=== WORK REQUIRED ===
The answer must restate the records below word for word.

[PROVIDED MATERIAL Boundary: Start]

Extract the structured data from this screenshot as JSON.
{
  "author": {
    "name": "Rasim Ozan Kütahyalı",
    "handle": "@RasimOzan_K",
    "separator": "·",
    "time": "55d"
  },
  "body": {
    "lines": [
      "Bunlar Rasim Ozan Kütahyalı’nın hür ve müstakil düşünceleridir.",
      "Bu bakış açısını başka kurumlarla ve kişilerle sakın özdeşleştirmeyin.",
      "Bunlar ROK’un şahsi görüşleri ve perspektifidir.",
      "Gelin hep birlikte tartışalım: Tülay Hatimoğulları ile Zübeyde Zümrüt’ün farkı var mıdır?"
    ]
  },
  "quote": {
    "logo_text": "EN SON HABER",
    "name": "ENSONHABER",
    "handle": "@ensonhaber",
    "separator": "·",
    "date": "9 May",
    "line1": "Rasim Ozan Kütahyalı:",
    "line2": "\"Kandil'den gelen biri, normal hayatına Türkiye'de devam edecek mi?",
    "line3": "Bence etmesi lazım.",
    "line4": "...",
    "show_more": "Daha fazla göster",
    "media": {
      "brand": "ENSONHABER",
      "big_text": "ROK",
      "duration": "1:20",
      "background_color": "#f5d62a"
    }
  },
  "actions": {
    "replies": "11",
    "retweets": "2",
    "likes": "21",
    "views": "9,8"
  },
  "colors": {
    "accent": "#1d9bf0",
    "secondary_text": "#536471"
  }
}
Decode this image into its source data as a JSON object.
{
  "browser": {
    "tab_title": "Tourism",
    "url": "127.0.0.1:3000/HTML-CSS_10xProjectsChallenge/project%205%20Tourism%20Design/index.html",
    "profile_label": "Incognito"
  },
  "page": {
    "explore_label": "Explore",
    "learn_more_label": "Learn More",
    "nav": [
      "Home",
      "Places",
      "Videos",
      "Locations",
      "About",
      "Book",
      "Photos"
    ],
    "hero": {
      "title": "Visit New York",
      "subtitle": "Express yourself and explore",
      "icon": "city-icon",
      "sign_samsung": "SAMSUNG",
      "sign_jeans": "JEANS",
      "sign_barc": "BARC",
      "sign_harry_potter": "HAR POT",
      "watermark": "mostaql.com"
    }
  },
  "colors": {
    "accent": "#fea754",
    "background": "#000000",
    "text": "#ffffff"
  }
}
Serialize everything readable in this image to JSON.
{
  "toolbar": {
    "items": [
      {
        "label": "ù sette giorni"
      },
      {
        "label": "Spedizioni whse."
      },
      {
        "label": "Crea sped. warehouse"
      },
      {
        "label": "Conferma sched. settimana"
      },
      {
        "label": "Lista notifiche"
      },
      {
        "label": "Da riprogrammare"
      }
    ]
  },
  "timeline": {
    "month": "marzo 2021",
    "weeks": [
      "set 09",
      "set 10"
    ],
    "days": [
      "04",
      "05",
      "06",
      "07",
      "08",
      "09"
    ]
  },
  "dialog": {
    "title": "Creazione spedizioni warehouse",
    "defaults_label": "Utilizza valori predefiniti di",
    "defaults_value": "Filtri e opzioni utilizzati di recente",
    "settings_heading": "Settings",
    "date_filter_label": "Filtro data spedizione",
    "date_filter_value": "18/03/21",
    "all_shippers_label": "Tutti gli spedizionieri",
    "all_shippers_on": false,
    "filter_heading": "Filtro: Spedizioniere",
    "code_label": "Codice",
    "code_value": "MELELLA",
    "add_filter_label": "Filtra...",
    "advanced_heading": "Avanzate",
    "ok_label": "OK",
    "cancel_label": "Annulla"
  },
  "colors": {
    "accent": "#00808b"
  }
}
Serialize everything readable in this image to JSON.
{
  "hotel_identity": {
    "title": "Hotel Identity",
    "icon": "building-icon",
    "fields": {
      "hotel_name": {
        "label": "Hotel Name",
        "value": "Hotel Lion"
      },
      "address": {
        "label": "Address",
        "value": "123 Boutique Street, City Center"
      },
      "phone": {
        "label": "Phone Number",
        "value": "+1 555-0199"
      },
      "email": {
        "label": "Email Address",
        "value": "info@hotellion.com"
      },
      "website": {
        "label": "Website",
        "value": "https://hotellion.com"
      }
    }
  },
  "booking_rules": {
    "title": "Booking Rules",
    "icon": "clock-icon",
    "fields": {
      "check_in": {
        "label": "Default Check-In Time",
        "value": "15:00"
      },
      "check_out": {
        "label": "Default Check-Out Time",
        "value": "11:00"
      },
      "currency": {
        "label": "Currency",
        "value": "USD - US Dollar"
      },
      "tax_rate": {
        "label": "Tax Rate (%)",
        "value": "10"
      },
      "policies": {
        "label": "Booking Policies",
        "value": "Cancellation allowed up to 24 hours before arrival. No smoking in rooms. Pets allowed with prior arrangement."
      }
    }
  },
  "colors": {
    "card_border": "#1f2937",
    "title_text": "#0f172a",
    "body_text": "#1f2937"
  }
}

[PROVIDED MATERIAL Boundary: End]

=== WRITTEN ANSWER ===
Extract the structured data from this screenshot as JSON.
{
  "author": {
    "name": "Rasim Ozan Kütahyalı",
    "handle": "@RasimOzan_K",
    "separator": "·",
    "time": "55d"
  },
  "body": {
    "lines": [
      "Bunlar Rasim Ozan Kütahyalı’nın hür ve müstakil düşünceleridir.",
      "Bu bakış açısını başka kurumlarla ve kişilerle sakın özdeşleştirmeyin.",
      "Bunlar ROK’un şahsi görüşleri ve perspektifidir.",
      "Gelin hep birlikte tartışalım: Tülay Hatimoğulları ile Zübeyde Zümrüt’ün farkı var mıdır?"
    ]
  },
  "quote": {
    "logo_text": "EN SON HABER",
    "name": "ENSONHABER",
    "handle": "@ensonhaber",
    "separator": "·",
    "date": "9 May",
    "line1": "Rasim Ozan Kütahyalı:",
    "line2": "\"Kandil'den gelen biri, normal hayatına Türkiye'de devam edecek mi?",
    "line3": "Bence etmesi lazım.",
    "line4": "...",
    "show_more": "Daha fazla göster",
    "media": {
      "brand": "ENSONHABER",
      "big_text": "ROK",
      "duration": "1:20",
      "background_color": "#f5d62a"
    }
  },
  "actions": {
    "replies": "11",
    "retweets": "2",
    "likes": "21",
    "views": "9,8"
  },
  "colors": {
    "accent": "#1d9bf0",
    "secondary_text": "#536471"
  }
}
Decode this image into its source data as a JSON object.
{
  "browser": {
    "tab_title": "Tourism",
    "url": "127.0.0.1:3000/HTML-CSS_10xProjectsChallenge/project%205%20Tourism%20Design/index.html",
    "profile_label": "Incognito"
  },
  "page": {
    "explore_label": "Explore",
    "learn_more_label": "Learn More",
    "nav": [
      "Home",
      "Places",
      "Videos",
      "Locations",
      "About",
      "Book",
      "Photos"
    ],
    "hero": {
      "title": "Visit New York",
      "subtitle": "Express yourself and explore",
      "icon": "city-icon",
      "sign_samsung": "SAMSUNG",
      "sign_jeans": "JEANS",
      "sign_barc": "BARC",
      "sign_harry_potter": "HAR POT",
      "watermark": "mostaql.com"
    }
  },
  "colors": {
    "accent": "#fea754",
    "background": "#000000",
    "text": "#ffffff"
  }
}
Serialize everything readable in this image to JSON.
{
  "toolbar": {
    "items": [
      {
        "label": "ù sette giorni"
      },
      {
        "label": "Spedizioni whse."
      },
      {
        "label": "Crea sped. warehouse"
      },
      {
        "label": "Conferma sched. settimana"
      },
      {
        "label": "Lista notifiche"
      },
      {
        "label": "Da riprogrammare"
      }
    ]
  },
  "timeline": {
    "month": "marzo 2021",
    "weeks": [
      "set 09",
      "set 10"
    ],
    "days": [
      "04",
      "05",
      "06",
      "07",
      "08",
      "09"
    ]
  },
  "dialog": {
    "title": "Creazione spedizioni warehouse",
    "defaults_label": "Utilizza valori predefiniti di",
    "defaults_value": "Filtri e opzioni utilizzati di recente",
    "settings_heading": "Settings",
    "date_filter_label": "Filtro data spedizione",
    "date_filter_value": "18/03/21",
    "all_shippers_label": "Tutti gli spedizionieri",
    "all_shippers_on": false,
    "filter_heading": "Filtro: Spedizioniere",
    "code_label": "Codice",
    "code_value": "MELELLA",
    "add_filter_label": "Filtra...",
    "advanced_heading": "Avanzate",
    "ok_label": "OK",
    "cancel_label": "Annulla"
  },
  "colors": {
    "accent": "#00808b"
  }
}
Serialize everything readable in this image to JSON.
{
  "hotel_identity": {
    "title": "Hotel Identity",
    "icon": "building-icon",
    "fields": {
      "hotel_name": {
        "label": "Hotel Name",
        "value": "Hotel Lion"
      },
      "address": {
        "label": "Address",
        "value": "123 Boutique Street, City Center"
      },
      "phone": {
        "label": "Phone Number",
        "value": "+1 555-0199"
      },
      "email": {
        "label": "Email Address",
        "value": "info@hotellion.com"
      },
      "website": {
        "label": "Website",
        "value": "https://hotellion.com"
      }
    }
  },
  "booking_rules": {
    "title": "Booking Rules",
    "icon": "clock-icon",
    "fields": {
      "check_in": {
        "label": "Default Check-In Time",
        "value": "15:00"
      },
      "check_out": {
        "label": "Default Check-Out Time",
        "value": "11:00"
      },
      "currency": {
        "label": "Currency",
        "value": "USD - US Dollar"
      },
      "tax_rate": {
        "label": "Tax Rate (%)",
        "value": "10"
      },
      "policies": {
        "label": "Booking Policies",
        "value": "Cancellation allowed up to 24 hours before arrival. No smoking in rooms. Pets allowed with prior arrangement."
      }
    }
  },
  "colors": {
    "card_border": "#1f2937",
    "title_text": "#0f172a",
    "body_text": "#1f2937"
  }
}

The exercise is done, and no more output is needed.